This amazing looking drone mimics the inside of an F1 race car, where the rules of aerodynamics, weight, and strength play incredibly key roles within the design process, Helyx is really a drone that’s designed for racing, and offers a unibody chassis that’s designed entirely using organic generative design. Having a skeleton that feels almost animalistic, the Helyx quadcopter is amazingly light, weighing just 87.5 grams, and offers a max speed of the staggering 208km/h by having an acceleration of -100km/h in 1.2 seconds. To place that into perspective, the Helyx Drone accelerates quicker than the Tesla Roadster, that takes nearly 1.9 seconds to achieve 100km/h. The very best speed of 208km/h also helps make the Helyx among the fastest drones on the planet.

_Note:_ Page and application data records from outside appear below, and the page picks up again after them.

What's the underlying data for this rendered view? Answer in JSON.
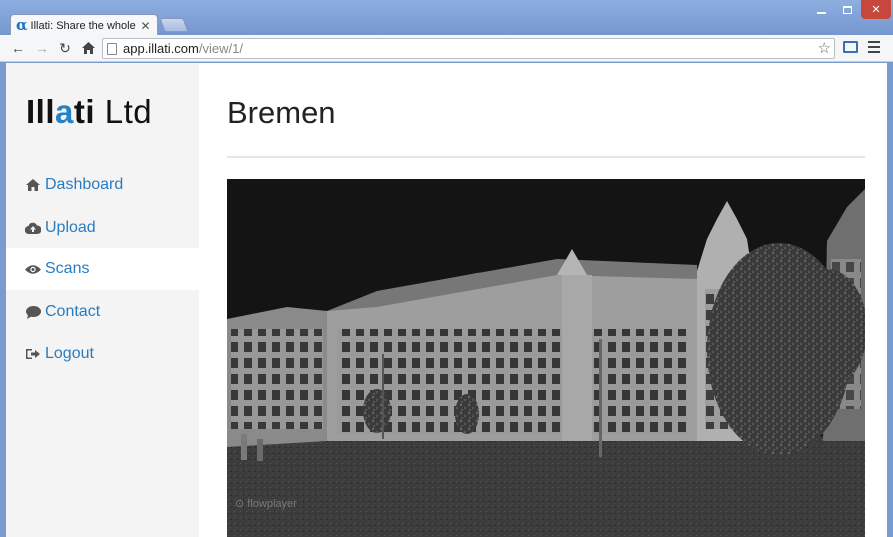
{
  "browser": {
    "tab_title": "Illati: Share the whole clou",
    "tab_favicon": "α",
    "url_host": "app.illati.com",
    "url_path": "/view/1/"
  },
  "sidebar": {
    "logo": {
      "part1": "Ill",
      "part2": "a",
      "part3": "ti",
      "part4": " Ltd"
    },
    "items": [
      {
        "label": "Dashboard",
        "icon": "home-icon"
      },
      {
        "label": "Upload",
        "icon": "cloud-upload-icon"
      },
      {
        "label": "Scans",
        "icon": "eye-icon",
        "active": true
      },
      {
        "label": "Contact",
        "icon": "comment-icon"
      },
      {
        "label": "Logout",
        "icon": "logout-icon"
      }
    ]
  },
  "main": {
    "title": "Bremen",
    "player_brand": "flowplayer"
  },
  "colors": {
    "accent": "#2a7cbf",
    "logo_accent": "#2582c4",
    "sidebar_bg": "#f4f4f4",
    "player_bg": "#141414"
  }
}
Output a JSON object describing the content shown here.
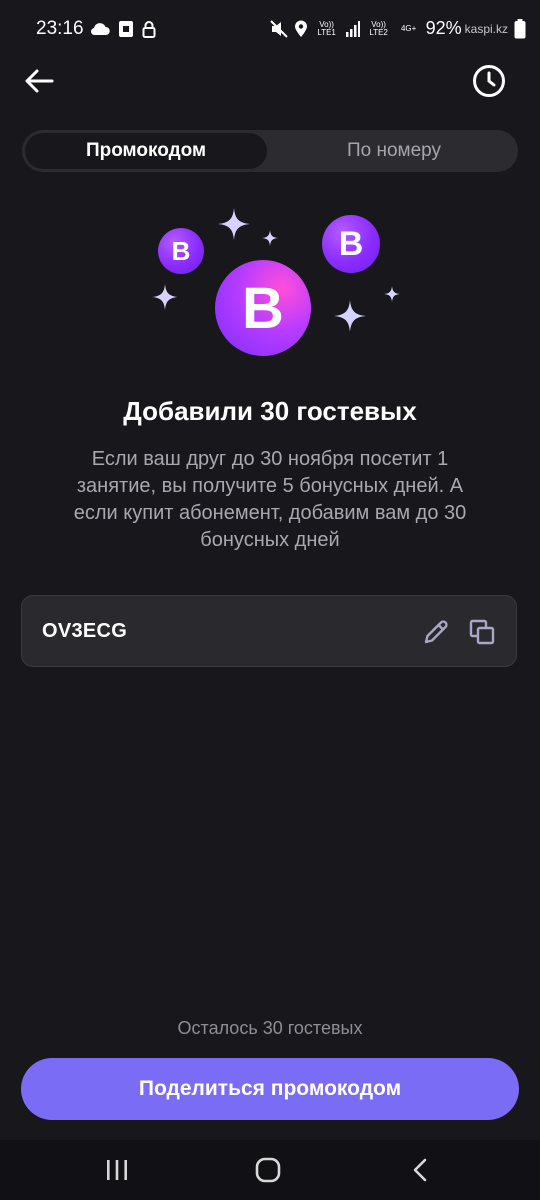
{
  "status_bar": {
    "time": "23:16",
    "network1": "Vo)) LTE1",
    "network2": "Vo)) LTE2",
    "network2_type": "4G+",
    "battery": "92%",
    "watermark": "kaspi.kz"
  },
  "header": {
    "back_icon": "arrow-left-icon",
    "history_icon": "clock-icon"
  },
  "tabs": [
    {
      "label": "Промокодом",
      "active": true
    },
    {
      "label": "По номеру",
      "active": false
    }
  ],
  "illustration": {
    "bubble_letter": "B",
    "colors": {
      "purple": "#8b2cff",
      "pink": "#ff4fd8",
      "sparkle": "#d7d3ff"
    }
  },
  "main": {
    "title": "Добавили 30 гостевых",
    "description": "Если ваш друг до 30 ноября посетит 1 занятие, вы получите 5 бонусных дней. А если купит абонемент, добавим вам до 30 бонусных дней"
  },
  "promo": {
    "code": "OV3ECG",
    "edit_icon": "pencil-icon",
    "copy_icon": "copy-icon"
  },
  "footer": {
    "remaining": "Осталось 30 гостевых",
    "share_label": "Поделиться промокодом",
    "accent_color": "#7b6cf6"
  },
  "nav": {
    "recent_icon": "recent-apps-icon",
    "home_icon": "home-icon",
    "back_icon": "back-icon"
  }
}
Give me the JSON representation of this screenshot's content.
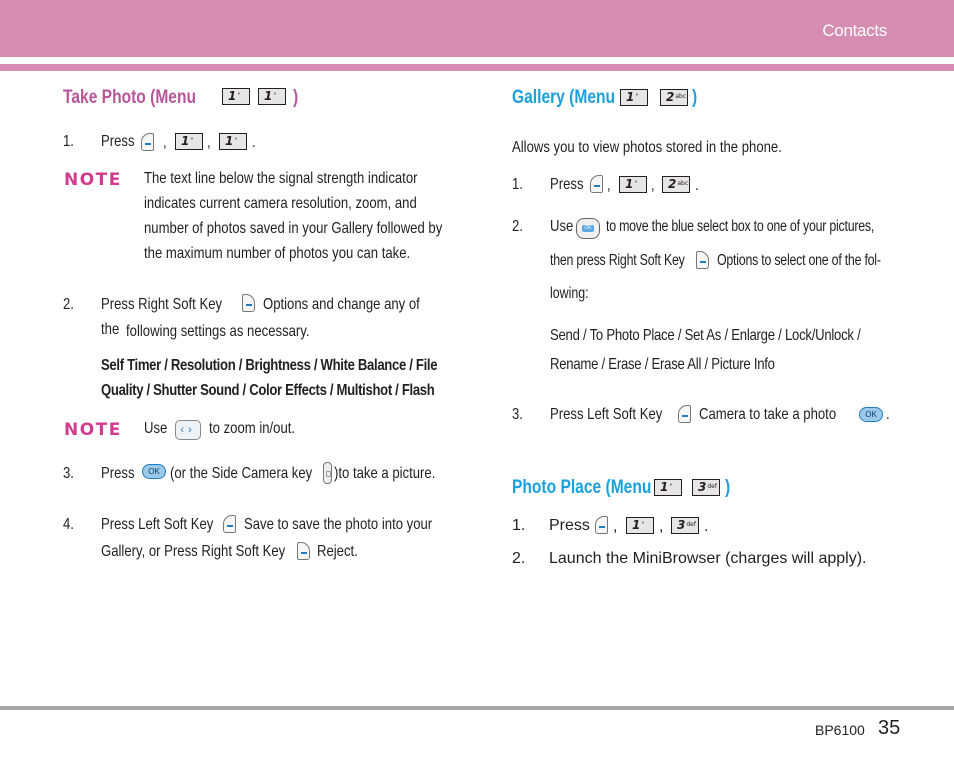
{
  "header": {
    "section_title": "Contacts"
  },
  "left_column": {
    "take_photo": {
      "heading": "Take Photo (Menu",
      "heading_close": ")",
      "menu_keys": [
        "1",
        "1"
      ],
      "step1": {
        "num": "1.",
        "text": "Press",
        "keys": [
          "left-soft-key",
          "1",
          "1"
        ],
        "sep1": ",",
        "sep2": ",",
        "end": "."
      },
      "note1": {
        "label": "NOTE",
        "lines": [
          "The text line below the signal strength indicator",
          "indicates current camera resolution, zoom, and",
          "number of photos saved in your Gallery followed by",
          "the maximum number of photos you can take."
        ]
      },
      "step2": {
        "num": "2.",
        "line1_a": "Press Right Soft Key",
        "line1_b": "Options and change any of",
        "line2_a": "the",
        "line2_b": "following settings as necessary.",
        "options_line1": "Self Timer / Resolution / Brightness / White Balance / File",
        "options_line2": "Quality / Shutter Sound / Color Effects / Multishot / Flash"
      },
      "note2": {
        "label": "NOTE",
        "text_a": "Use",
        "text_b": "to zoom in/out."
      },
      "step3": {
        "num": "3.",
        "text_a": "Press",
        "text_b": "(or the Side Camera key",
        "text_c": ")to take a picture.",
        "ok_label": "OK"
      },
      "step4": {
        "num": "4.",
        "line1_a": "Press Left Soft Key",
        "line1_b": "Save to save the photo into your",
        "line2_a": "Gallery, or Press Right Soft Key",
        "line2_b": "Reject."
      }
    }
  },
  "right_column": {
    "gallery": {
      "heading": "Gallery (Menu",
      "heading_close": ")",
      "menu_keys": [
        "1",
        "2"
      ],
      "intro": "Allows you to view photos stored in the phone.",
      "step1": {
        "num": "1.",
        "text": "Press",
        "sep1": ",",
        "sep2": ",",
        "end": "."
      },
      "step2": {
        "num": "2.",
        "line1_a": "Use",
        "line1_b": "to move the blue select box to one of your pictures,",
        "line2_a": "then press Right Soft Key",
        "line2_b": "Options to select one of the fol-",
        "line3": "lowing:",
        "options_line1": "Send / To Photo Place / Set As / Enlarge / Lock/Unlock /",
        "options_line2": "Rename / Erase /  Erase All / Picture Info"
      },
      "step3": {
        "num": "3.",
        "text_a": "Press Left Soft Key",
        "text_b": "Camera to take a photo",
        "end": ".",
        "ok_label": "OK"
      }
    },
    "photo_place": {
      "heading": "Photo Place (Menu",
      "heading_close": ")",
      "menu_keys": [
        "1",
        "3"
      ],
      "step1": {
        "num": "1.",
        "text": "Press",
        "sep1": ",",
        "sep2": ",",
        "end": "."
      },
      "step2": {
        "num": "2.",
        "text": "Launch the MiniBrowser (charges will apply)."
      }
    }
  },
  "keys": {
    "k1_sub": "°ᵕ",
    "k2_sub": "abc",
    "k3_sub": "def"
  },
  "footer": {
    "model": "BP6100",
    "page_number": "35"
  },
  "colors": {
    "header_pink": "#d58db2",
    "heading_pink": "#b7569a",
    "heading_blue": "#1aa0dc",
    "note_magenta": "#d33b8e"
  }
}
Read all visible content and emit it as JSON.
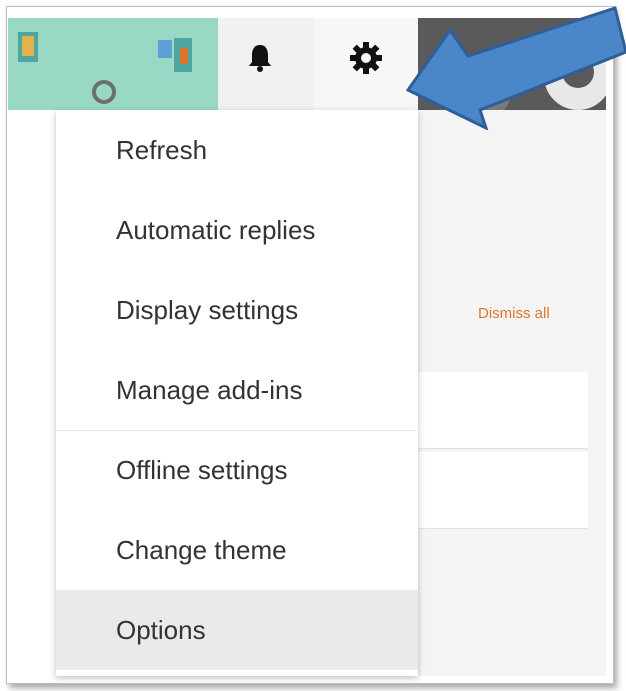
{
  "header": {
    "icons": [
      "theme-banner",
      "bell-icon",
      "gear-icon",
      "avatar"
    ],
    "theme_color": "#9ad8c6"
  },
  "settings_menu": {
    "items": [
      {
        "label": "Refresh"
      },
      {
        "label": "Automatic replies"
      },
      {
        "label": "Display settings"
      },
      {
        "label": "Manage add-ins"
      },
      {
        "label": "Offline settings"
      },
      {
        "label": "Change theme"
      },
      {
        "label": "Options"
      }
    ],
    "selected": "Options"
  },
  "notifications": {
    "dismiss_label": "Dismiss all",
    "dismiss_color": "#e0762d"
  },
  "annotation": {
    "arrow_color": "#4a86c8",
    "arrow_target": "gear-icon"
  }
}
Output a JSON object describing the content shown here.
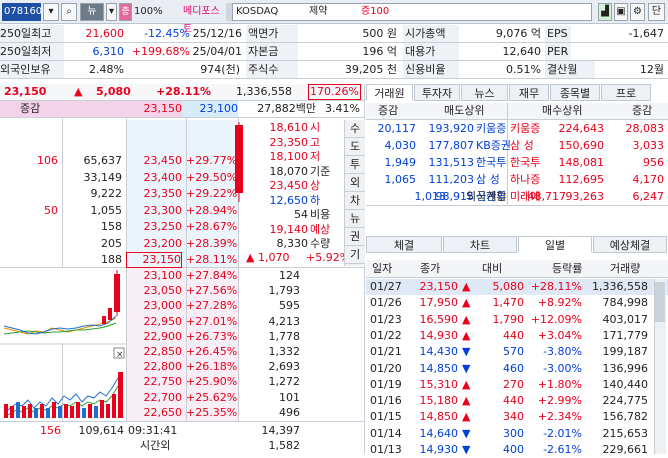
{
  "top": {
    "code": "078160",
    "category_btn": "뉴",
    "pct": "100%",
    "name": "메디포스트",
    "market": "KOSDAQ",
    "sector": "제약",
    "margin": "증100"
  },
  "info": [
    [
      {
        "t": "250일최고",
        "c": ""
      },
      {
        "t": "21,600",
        "c": "r"
      },
      {
        "t": "-12.45%",
        "c": "b"
      },
      {
        "t": "25/12/16",
        "c": ""
      },
      {
        "t": "액면가",
        "c": ""
      },
      {
        "t": "500 원",
        "c": ""
      },
      {
        "t": "시가총액",
        "c": ""
      },
      {
        "t": "9,076 억",
        "c": ""
      },
      {
        "t": "EPS",
        "c": ""
      },
      {
        "t": "-1,647",
        "c": ""
      }
    ],
    [
      {
        "t": "250일최저",
        "c": ""
      },
      {
        "t": "6,310",
        "c": "b"
      },
      {
        "t": "+199.68%",
        "c": "r"
      },
      {
        "t": "25/04/01",
        "c": ""
      },
      {
        "t": "자본금",
        "c": ""
      },
      {
        "t": "196 억",
        "c": ""
      },
      {
        "t": "대용가",
        "c": ""
      },
      {
        "t": "12,640",
        "c": ""
      },
      {
        "t": "PER",
        "c": ""
      },
      {
        "t": "",
        "c": ""
      }
    ],
    [
      {
        "t": "외국인보유",
        "c": ""
      },
      {
        "t": "2.48%",
        "c": ""
      },
      {
        "t": "974(천)",
        "c": ""
      },
      {
        "t": "주식수",
        "c": ""
      },
      {
        "t": "39,205 천",
        "c": ""
      },
      {
        "t": "신용비율",
        "c": ""
      },
      {
        "t": "0.51%",
        "c": ""
      },
      {
        "t": "결산월",
        "c": ""
      },
      {
        "t": "12월",
        "c": ""
      }
    ]
  ],
  "price": {
    "current": "23,150",
    "arrow": "▲",
    "change": "5,080",
    "pct": "+28.11%",
    "volume": "1,336,558",
    "vol_pct": "170.26%"
  },
  "bidask_header": {
    "label": "증감",
    "ask": "23,150",
    "bid": "23,100",
    "amount": "27,882백만",
    "ratio": "3.41%"
  },
  "asks": [
    {
      "chg": "",
      "qty": "",
      "price": "",
      "pct": ""
    },
    {
      "chg": "",
      "qty": "",
      "price": "",
      "pct": ""
    },
    {
      "chg": "106",
      "qty": "65,637",
      "price": "23,450",
      "pct": "+29.77%"
    },
    {
      "chg": "",
      "qty": "33,149",
      "price": "23,400",
      "pct": "+29.50%"
    },
    {
      "chg": "",
      "qty": "9,222",
      "price": "23,350",
      "pct": "+29.22%"
    },
    {
      "chg": "50",
      "qty": "1,055",
      "price": "23,300",
      "pct": "+28.94%"
    },
    {
      "chg": "",
      "qty": "158",
      "price": "23,250",
      "pct": "+28.67%"
    },
    {
      "chg": "",
      "qty": "205",
      "price": "23,200",
      "pct": "+28.39%"
    },
    {
      "chg": "",
      "qty": "188",
      "price": "23,150",
      "pct": "+28.11%"
    }
  ],
  "bids": [
    {
      "price": "23,100",
      "pct": "+27.84%",
      "qty": "124"
    },
    {
      "price": "23,050",
      "pct": "+27.56%",
      "qty": "1,793"
    },
    {
      "price": "23,000",
      "pct": "+27.28%",
      "qty": "595"
    },
    {
      "price": "22,950",
      "pct": "+27.01%",
      "qty": "4,213"
    },
    {
      "price": "22,900",
      "pct": "+26.73%",
      "qty": "1,778"
    },
    {
      "price": "22,850",
      "pct": "+26.45%",
      "qty": "1,332"
    },
    {
      "price": "22,800",
      "pct": "+26.18%",
      "qty": "2,693"
    },
    {
      "price": "22,750",
      "pct": "+25.90%",
      "qty": "1,272"
    },
    {
      "price": "22,700",
      "pct": "+25.62%",
      "qty": "101"
    },
    {
      "price": "22,650",
      "pct": "+25.35%",
      "qty": "496"
    }
  ],
  "summary": {
    "vals": [
      {
        "v": "18,610",
        "l": "시",
        "c": "r"
      },
      {
        "v": "23,350",
        "l": "고",
        "c": "r"
      },
      {
        "v": "18,100",
        "l": "저",
        "c": "r"
      },
      {
        "v": "18,070",
        "l": "기준",
        "c": ""
      },
      {
        "v": "23,450",
        "l": "상",
        "c": "r"
      },
      {
        "v": "12,650",
        "l": "하",
        "c": "b"
      },
      {
        "v": "54",
        "l": "비용",
        "c": ""
      },
      {
        "v": "19,140",
        "l": "예상",
        "c": "r"
      },
      {
        "v": "8,330",
        "l": "수량",
        "c": ""
      }
    ],
    "exp_arrow": "▲",
    "exp_chg": "1,070",
    "exp_pct": "+5.92%"
  },
  "side_buttons": [
    "수",
    "도",
    "투",
    "외",
    "차",
    "뉴",
    "권",
    "기"
  ],
  "footer": {
    "chg": "156",
    "qty": "109,614",
    "time": "09:31:41",
    "bid_total": "14,397",
    "time_label": "시간외",
    "after": "1,582"
  },
  "broker_tabs": [
    "거래원",
    "투자자",
    "뉴스",
    "재무",
    "종목별",
    "프로"
  ],
  "broker_head": {
    "c1": "증감",
    "c2": "매도상위",
    "c3": "매수상위",
    "c4": "증감"
  },
  "brokers": [
    {
      "a": "20,117",
      "b": "193,920",
      "n1": "키움증",
      "n2": "키움증",
      "c": "224,643",
      "d": "28,083"
    },
    {
      "a": "4,030",
      "b": "177,807",
      "n1": "KB증권",
      "n2": "삼 성",
      "c": "150,690",
      "d": "3,033"
    },
    {
      "a": "1,949",
      "b": "131,513",
      "n1": "한국투",
      "n2": "한국투",
      "c": "148,081",
      "d": "956"
    },
    {
      "a": "1,065",
      "b": "111,203",
      "n1": "삼 성",
      "n2": "하나증",
      "c": "112,695",
      "d": "4,170"
    },
    {
      "a": "",
      "b": "98,915",
      "n1": "신한투",
      "n2": "미래에",
      "c": "93,263",
      "d": "6,247"
    }
  ],
  "foreign": {
    "a": "1,013",
    "label": "외국계합",
    "b": "48,717"
  },
  "lower_tabs": [
    "체결",
    "차트",
    "일별",
    "예상체결"
  ],
  "daily_head": [
    "일자",
    "종가",
    "대비",
    "등락률",
    "거래량"
  ],
  "daily": [
    {
      "d": "01/27",
      "p": "23,150",
      "ar": "▲",
      "ch": "5,080",
      "pc": "+28.11%",
      "v": "1,336,558",
      "c": "r"
    },
    {
      "d": "01/26",
      "p": "17,950",
      "ar": "▲",
      "ch": "1,470",
      "pc": "+8.92%",
      "v": "784,998",
      "c": "r"
    },
    {
      "d": "01/23",
      "p": "16,590",
      "ar": "▲",
      "ch": "1,790",
      "pc": "+12.09%",
      "v": "403,017",
      "c": "r"
    },
    {
      "d": "01/22",
      "p": "14,930",
      "ar": "▲",
      "ch": "440",
      "pc": "+3.04%",
      "v": "171,779",
      "c": "r"
    },
    {
      "d": "01/21",
      "p": "14,430",
      "ar": "▼",
      "ch": "570",
      "pc": "-3.80%",
      "v": "199,187",
      "c": "b"
    },
    {
      "d": "01/20",
      "p": "14,850",
      "ar": "▼",
      "ch": "460",
      "pc": "-3.00%",
      "v": "136,996",
      "c": "b"
    },
    {
      "d": "01/19",
      "p": "15,310",
      "ar": "▲",
      "ch": "270",
      "pc": "+1.80%",
      "v": "140,440",
      "c": "r"
    },
    {
      "d": "01/16",
      "p": "15,180",
      "ar": "▲",
      "ch": "440",
      "pc": "+2.99%",
      "v": "224,775",
      "c": "r"
    },
    {
      "d": "01/15",
      "p": "14,850",
      "ar": "▲",
      "ch": "340",
      "pc": "+2.34%",
      "v": "156,782",
      "c": "r"
    },
    {
      "d": "01/14",
      "p": "14,640",
      "ar": "▼",
      "ch": "300",
      "pc": "-2.01%",
      "v": "215,653",
      "c": "b"
    },
    {
      "d": "01/13",
      "p": "14,930",
      "ar": "▼",
      "ch": "400",
      "pc": "-2.61%",
      "v": "229,661",
      "c": "b"
    }
  ]
}
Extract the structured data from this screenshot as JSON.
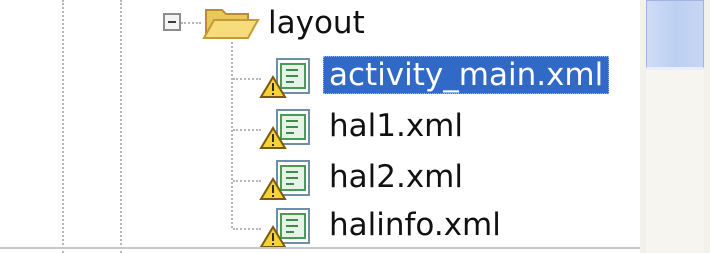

Here is a little backstory about drones in general: An average unmanned aircraft consists of light composite materials to lessen weight while increasing maneuverability. This composite material strength enables military drones to cruise at very high altitudes.
The drone is outfitted with various conditions. From the art technology for example infrared cameras, GPS navigation and laser (consumer, commercial and military UAV). Drones are controlled by remote ground control systems (GSC) and also called a ground cockpit
While lots of Helyx’s credit would go to the astounding engineering, its amazing generative design monocoque provides it with a definite edge on other drones. The Helyx’s body combines every aspect important to drone design, with structural support beams, landing gears, bumpers, and cargo distribution built directly into the drone’s singular skeleton. 3D printed while using HP Jet Fusion printer (most likely from carbon fibre), the drone was tested by FPV champion Guiseppe Renaldi in possibly probably the most stunning, dizzyingly fast videos above.